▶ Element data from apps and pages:
______________________________
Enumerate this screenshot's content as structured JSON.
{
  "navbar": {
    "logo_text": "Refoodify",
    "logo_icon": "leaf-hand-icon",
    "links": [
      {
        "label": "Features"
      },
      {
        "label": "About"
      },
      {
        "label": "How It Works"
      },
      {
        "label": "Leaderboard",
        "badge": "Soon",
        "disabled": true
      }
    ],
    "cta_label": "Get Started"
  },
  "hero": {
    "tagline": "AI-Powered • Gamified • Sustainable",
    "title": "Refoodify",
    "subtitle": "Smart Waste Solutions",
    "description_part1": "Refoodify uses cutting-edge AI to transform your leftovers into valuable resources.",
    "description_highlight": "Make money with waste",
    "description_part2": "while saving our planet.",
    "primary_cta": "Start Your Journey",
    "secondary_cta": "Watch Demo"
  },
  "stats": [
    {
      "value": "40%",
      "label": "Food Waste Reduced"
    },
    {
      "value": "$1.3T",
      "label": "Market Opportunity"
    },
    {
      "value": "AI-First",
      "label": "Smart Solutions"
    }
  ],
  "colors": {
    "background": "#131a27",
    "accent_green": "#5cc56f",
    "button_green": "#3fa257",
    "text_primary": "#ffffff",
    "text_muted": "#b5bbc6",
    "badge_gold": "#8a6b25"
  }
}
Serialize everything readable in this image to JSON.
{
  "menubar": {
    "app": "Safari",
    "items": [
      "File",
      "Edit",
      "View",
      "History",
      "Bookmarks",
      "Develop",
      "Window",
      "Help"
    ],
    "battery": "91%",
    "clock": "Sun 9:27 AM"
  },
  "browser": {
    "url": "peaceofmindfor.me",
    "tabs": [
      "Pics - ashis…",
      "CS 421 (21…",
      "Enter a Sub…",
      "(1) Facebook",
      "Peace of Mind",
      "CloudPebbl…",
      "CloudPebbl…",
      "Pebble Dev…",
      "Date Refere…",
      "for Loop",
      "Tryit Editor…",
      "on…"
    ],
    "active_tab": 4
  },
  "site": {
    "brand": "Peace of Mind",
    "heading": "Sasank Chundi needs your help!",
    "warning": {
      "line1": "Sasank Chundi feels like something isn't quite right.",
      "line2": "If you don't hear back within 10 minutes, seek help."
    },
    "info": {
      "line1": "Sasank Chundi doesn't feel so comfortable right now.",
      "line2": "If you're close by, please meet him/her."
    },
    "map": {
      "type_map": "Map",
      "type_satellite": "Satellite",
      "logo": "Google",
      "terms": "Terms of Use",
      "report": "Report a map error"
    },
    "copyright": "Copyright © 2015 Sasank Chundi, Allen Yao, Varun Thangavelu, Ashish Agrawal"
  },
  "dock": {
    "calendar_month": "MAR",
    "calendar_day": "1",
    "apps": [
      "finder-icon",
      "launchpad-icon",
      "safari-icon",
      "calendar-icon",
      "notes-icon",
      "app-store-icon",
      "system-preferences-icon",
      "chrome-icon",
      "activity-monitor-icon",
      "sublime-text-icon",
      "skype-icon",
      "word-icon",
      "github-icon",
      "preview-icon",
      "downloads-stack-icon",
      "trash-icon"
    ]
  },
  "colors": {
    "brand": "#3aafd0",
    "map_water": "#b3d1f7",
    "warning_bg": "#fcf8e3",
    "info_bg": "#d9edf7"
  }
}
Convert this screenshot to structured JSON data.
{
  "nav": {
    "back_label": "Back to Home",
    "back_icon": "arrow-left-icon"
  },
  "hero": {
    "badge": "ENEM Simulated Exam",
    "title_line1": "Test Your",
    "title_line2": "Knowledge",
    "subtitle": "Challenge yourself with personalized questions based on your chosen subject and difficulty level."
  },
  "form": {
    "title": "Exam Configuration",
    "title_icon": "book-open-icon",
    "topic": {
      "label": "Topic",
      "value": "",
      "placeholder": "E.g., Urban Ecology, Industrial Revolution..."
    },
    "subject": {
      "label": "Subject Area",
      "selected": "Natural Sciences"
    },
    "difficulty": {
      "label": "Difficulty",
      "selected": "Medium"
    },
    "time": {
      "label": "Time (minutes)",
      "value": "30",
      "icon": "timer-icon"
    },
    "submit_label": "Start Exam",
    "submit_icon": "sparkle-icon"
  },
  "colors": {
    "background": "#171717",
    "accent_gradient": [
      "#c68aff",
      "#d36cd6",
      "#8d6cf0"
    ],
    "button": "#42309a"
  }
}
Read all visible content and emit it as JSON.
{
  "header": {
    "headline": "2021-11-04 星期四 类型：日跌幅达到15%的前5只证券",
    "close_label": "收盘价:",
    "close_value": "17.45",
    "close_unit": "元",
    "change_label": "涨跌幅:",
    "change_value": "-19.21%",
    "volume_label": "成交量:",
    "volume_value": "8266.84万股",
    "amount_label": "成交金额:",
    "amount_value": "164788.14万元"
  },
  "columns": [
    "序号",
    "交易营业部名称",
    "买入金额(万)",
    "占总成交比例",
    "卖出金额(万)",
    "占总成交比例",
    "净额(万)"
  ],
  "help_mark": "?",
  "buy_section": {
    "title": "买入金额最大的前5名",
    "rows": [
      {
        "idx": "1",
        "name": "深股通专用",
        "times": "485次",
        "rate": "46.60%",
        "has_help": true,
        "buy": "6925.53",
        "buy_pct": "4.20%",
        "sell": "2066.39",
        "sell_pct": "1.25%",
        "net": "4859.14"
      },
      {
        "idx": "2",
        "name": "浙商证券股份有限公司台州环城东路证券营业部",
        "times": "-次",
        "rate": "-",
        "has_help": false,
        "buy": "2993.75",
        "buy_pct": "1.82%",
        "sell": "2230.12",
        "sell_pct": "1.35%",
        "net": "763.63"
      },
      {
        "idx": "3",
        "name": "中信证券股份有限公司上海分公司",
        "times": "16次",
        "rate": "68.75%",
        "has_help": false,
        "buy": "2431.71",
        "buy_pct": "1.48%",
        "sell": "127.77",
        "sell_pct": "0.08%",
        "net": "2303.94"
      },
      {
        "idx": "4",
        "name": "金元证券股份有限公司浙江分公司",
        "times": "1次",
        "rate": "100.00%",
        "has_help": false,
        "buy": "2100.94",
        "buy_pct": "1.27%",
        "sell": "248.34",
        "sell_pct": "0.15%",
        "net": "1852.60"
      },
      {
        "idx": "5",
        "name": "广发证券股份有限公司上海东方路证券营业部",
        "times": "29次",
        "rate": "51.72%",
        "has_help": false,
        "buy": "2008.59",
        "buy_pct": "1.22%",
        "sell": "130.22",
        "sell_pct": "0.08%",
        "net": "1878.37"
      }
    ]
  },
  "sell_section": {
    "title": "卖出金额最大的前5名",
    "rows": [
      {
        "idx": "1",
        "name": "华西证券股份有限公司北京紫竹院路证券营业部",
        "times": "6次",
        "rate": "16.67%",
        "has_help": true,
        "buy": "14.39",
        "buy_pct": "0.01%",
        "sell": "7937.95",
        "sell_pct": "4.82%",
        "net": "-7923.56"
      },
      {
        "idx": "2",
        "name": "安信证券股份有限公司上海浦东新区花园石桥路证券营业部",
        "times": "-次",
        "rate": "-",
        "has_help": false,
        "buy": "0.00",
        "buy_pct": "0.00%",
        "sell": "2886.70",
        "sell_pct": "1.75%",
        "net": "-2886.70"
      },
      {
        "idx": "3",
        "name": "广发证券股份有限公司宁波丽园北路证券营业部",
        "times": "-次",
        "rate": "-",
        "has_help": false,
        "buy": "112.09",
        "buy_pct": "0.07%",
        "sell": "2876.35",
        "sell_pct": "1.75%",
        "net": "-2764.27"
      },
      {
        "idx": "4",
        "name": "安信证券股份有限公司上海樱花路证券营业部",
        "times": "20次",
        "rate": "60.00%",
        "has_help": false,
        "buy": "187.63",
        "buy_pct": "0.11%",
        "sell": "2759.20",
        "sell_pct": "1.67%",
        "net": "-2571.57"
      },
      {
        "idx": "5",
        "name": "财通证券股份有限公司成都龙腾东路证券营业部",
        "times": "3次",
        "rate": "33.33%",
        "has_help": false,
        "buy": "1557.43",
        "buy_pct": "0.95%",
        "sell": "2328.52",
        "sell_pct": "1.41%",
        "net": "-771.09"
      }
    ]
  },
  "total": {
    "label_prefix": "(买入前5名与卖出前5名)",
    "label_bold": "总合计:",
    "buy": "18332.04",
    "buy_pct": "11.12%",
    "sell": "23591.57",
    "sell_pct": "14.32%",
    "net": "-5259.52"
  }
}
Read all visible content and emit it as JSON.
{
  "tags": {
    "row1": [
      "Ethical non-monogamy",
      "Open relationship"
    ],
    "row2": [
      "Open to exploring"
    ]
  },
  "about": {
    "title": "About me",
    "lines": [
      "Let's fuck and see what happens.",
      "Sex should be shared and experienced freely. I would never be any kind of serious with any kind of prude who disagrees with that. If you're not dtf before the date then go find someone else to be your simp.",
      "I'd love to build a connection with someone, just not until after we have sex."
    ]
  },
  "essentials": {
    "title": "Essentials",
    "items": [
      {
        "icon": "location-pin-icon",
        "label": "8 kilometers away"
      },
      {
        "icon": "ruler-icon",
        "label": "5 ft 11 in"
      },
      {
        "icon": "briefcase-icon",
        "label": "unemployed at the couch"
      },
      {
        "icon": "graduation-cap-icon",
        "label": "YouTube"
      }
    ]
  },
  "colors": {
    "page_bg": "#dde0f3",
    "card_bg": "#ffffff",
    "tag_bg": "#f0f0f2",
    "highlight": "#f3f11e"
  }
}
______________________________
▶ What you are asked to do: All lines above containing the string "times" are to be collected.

▶ Finished exercise:
        "times": "485次",
        "times": "-次",
        "times": "16次",
        "times": "1次",
        "times": "29次",
        "times": "6次",
        "times": "-次",
        "times": "-次",
        "times": "20次",
        "times": "3次",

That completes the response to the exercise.